What should I bring to a trade show?
A check list for EXHIBITORS
- Good Signage
Your booth is only as good as your signage. Can attendees clearly see your banner? Is the font easy to read from any angle? Does it follow your branding? Make sure that you have multiple, good quality signs to display.
- A Power Cord
A long power cord, ideally 30 ft to 50 ft long can be a game changer, especially if your exhibit depends on electricity. But even if it doesn’t you may be able to save the day for another exhibitor, thereby forging a valuable connection!
Everyone loves freebies! Order good quality promotional products with your company’s logo and branding scheme in advance and order more than you think you’ll need. Try to incorporate a promotional product that solves an anticipated need. Will attendees need a way to carry all the freebies they scoop up at the trade show? Branded tote bags!
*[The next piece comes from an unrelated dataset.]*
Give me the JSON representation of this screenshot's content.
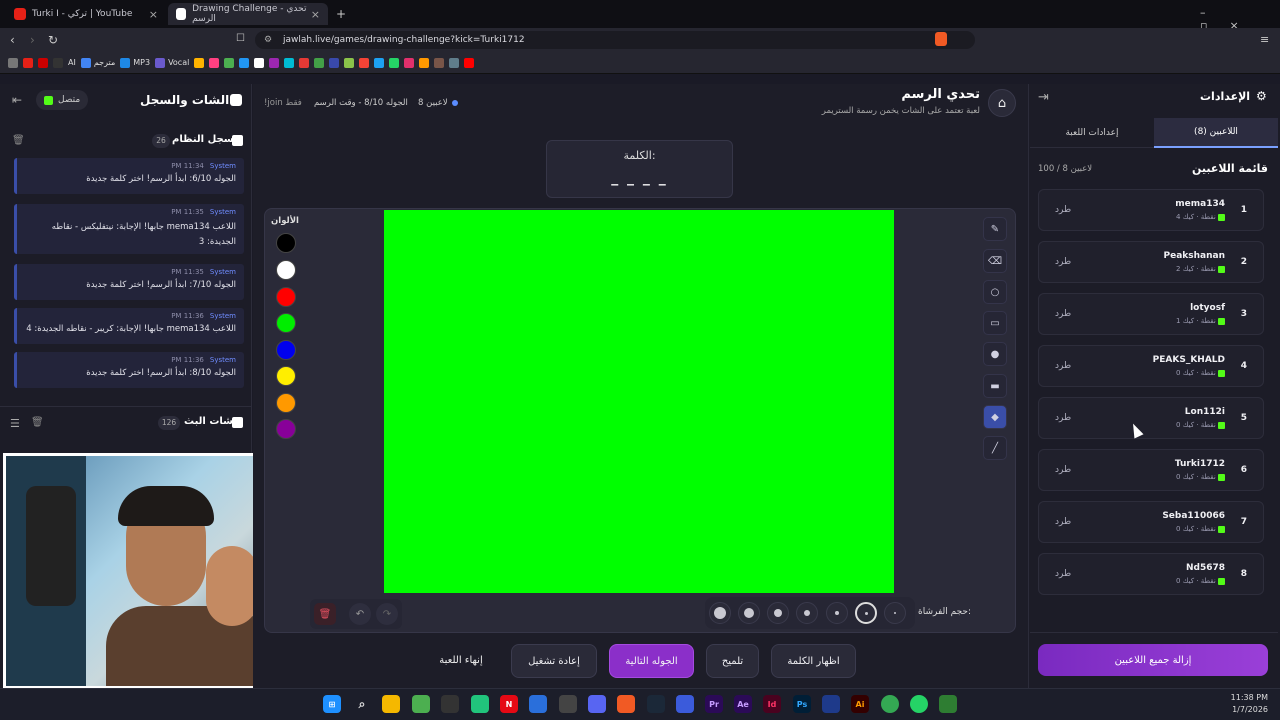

- Branded Badges/ Clothing
While we are talking branding, its important to think about how your brand representatives will be perceived. It helps your brand if they look professional and well dressed. You can make sure they do if they are equipped with company shirts and professional badges. First impressions really do matter!
- Dolly Cart
A box-moving handcart with handles at one end, wheels at the base, with a small ledge to set objects on will make booth set-up and tear-down a whole lot easier. Show promoters often have one for exhibitor use, but in a large show you could be stuck waiting for that cart for a long time. Save yourself the hassle and invest in your own.
- Snacks & Water
Show days are often super busy. You’ll likely be making connections and working leads all day without an opportunity to stop for lunch. Prepare for this by stocking up on high protein snacks and lots of water. If possible, bring extra water bottles for potential customers or fellow exhibitors.
- Crisis Kit
Nothing says “amateur” like a sloppy banner falling off its fixture. To keep your smooth and professional appearance intact, prepare ahead for potential booth problems by assembling a crisis kit. Fill a lightweight toolbox with zip ties, table clamps, band aids, scissors, duct tape, chewing gum, aspirin, paperclips, etc.
- Contact Cards
Even in this world of digital connection, nothing beats a good old-fashioned, well-designed business card printed on quality cardstock. Solidify the leads your make at your booth by making sure the prospect walks away with your card in hand.
The best promotional flyers can look messy if they are scattered all over your table haphazardly. Include stands for flyers and business card holders in your display budget. A well-organized booth reflects well on your business.
- A Sense of Humor
Despite all your best efforts, mistakes will happen! When things go wonky, try to find the funny, fix what you can, and move on. Take what you learn from these situations and apply it to the next trade show. You’re well on your way to becoming a seasoned trade show exhibitor!